Most years I remember for a particular theme. The Olympics and the Diamond Jubilee in 2012 made the UK the happiest place in the world to be. After the crash in 2008, life was scary and solidarity was the theme; no one knew what was coming next but we stood side by side.
This year is turning out to be the most surreal and unpredictable of all years. I honestly don’t know what’s going to happen next. In sport, Leicester won the Premiership, England’s rugby team are unbeaten, and the undaunted journey of the Welsh football team gave the most ardent of English, Scottish and Irish fans goose-bumps. The odds were long on those events, but I bet they were longer on some of the political surprises of the last 12 months.
Think back to this time last year. To refresh your memory, it was baking hot and we were coming to work with extra water, not umbrellas. Then came the shock of Jeremy Corbyn’s election, and in June a whole Parliament’s worth of news crammed into a single month: a momentous verdict on the EU, the resignation of a Prime Minister, a tumultuous Tory leadership campaign, Labour in crisis, and Nigel Farage resigning.
With hindsight, I think we could have heard the rumble of public discontent approaching.
The nub is: we had been ignoring people, and these people became angry. It is too late for politics (as we know it) to recover from this uprising: we need some serious change and new leadership to sweep the slate clean. Even then our leaders will be – and should be – grovelling for some time.
But in our day jobs, and I’m thinking particularly of financial services, it’s not too late to avoid a similar catastrophe. We are also ignoring the people.
As an investment banking friend said to me recently: “colleagues are finally realising: nothing is for the customer, it’s all to make money. And it’s hard to alter behaviour when there will be [perceived] short-term financial pain [for staff]. People left are… unable… to develop any sort of empathy for the customer.”
I happen to disagree. Having met many of the leaders of financial services firms, I think they are generally trying to steer their ships to be more customer-orientated and it’s not mission impossible. The trouble is that these are massive ships with many mutinous crew members.
No change is going to result in battered share prices and the loss of many great institutions. Unfortunately for shareholders who will lose their shirt, and that’s pretty much anyone in the UK with a pension, customers have had enough of hitting the snooze button and are finally waking up. They now have more choice in all aspects of financial services.
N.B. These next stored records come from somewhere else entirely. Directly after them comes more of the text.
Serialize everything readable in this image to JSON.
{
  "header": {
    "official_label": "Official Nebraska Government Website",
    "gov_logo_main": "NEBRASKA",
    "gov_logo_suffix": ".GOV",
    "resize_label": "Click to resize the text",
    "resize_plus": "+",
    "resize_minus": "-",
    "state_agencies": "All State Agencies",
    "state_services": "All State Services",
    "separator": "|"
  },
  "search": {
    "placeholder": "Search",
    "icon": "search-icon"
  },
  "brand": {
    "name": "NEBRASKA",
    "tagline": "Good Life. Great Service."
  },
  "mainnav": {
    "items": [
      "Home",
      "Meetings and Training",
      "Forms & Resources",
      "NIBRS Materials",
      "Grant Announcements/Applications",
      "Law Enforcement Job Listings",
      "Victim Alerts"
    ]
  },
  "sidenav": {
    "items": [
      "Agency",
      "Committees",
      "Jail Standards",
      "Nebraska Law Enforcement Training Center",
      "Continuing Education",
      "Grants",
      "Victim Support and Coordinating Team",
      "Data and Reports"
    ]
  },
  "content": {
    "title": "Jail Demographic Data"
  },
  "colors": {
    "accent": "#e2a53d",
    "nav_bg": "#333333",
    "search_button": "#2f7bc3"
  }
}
They now have the option to choose companies that are focused truly on customers.
Brexit has established a new confidence that people can affect change, that there is no need to bow down to a louder and wealthier minority.
Alongside this new confidence, though, consumers also need regulatory support. The EU’s flagship piece of financial regulation, MiFID II, promised a range of consumer protections, including transparent pricing of investment products.
But the future of this regulation is now in doubt, and we in financial services can think of MiFID II’s future as symbolic of our wider choice – a choice for or against consumers.
One path is to acknowledge that consumers want and need to understand how much they pay for the investment services we provide. We in the UK can lead the financial services world in making this happen. The other path is to fail to recognise the societal sub-text of revolt in last month’s Brexit surprise, and to use the vote to retrench into the unacceptable ways of the past and abandon valuable consumer protections promised by the EU.
If we fail to make the right choice, we are surrendering ourselves to a shock far bigger than either the global financial crisis or Brexit. It will brew and stew, perhaps for years, but when it explodes it will be a popular uprising with consequences far worse for the economy than anything we can imagine.
Politicians left it too late to recognise they had ignored their constituents – and they have been battered for their negligence. We in finance have a chance to act – but we must do so now.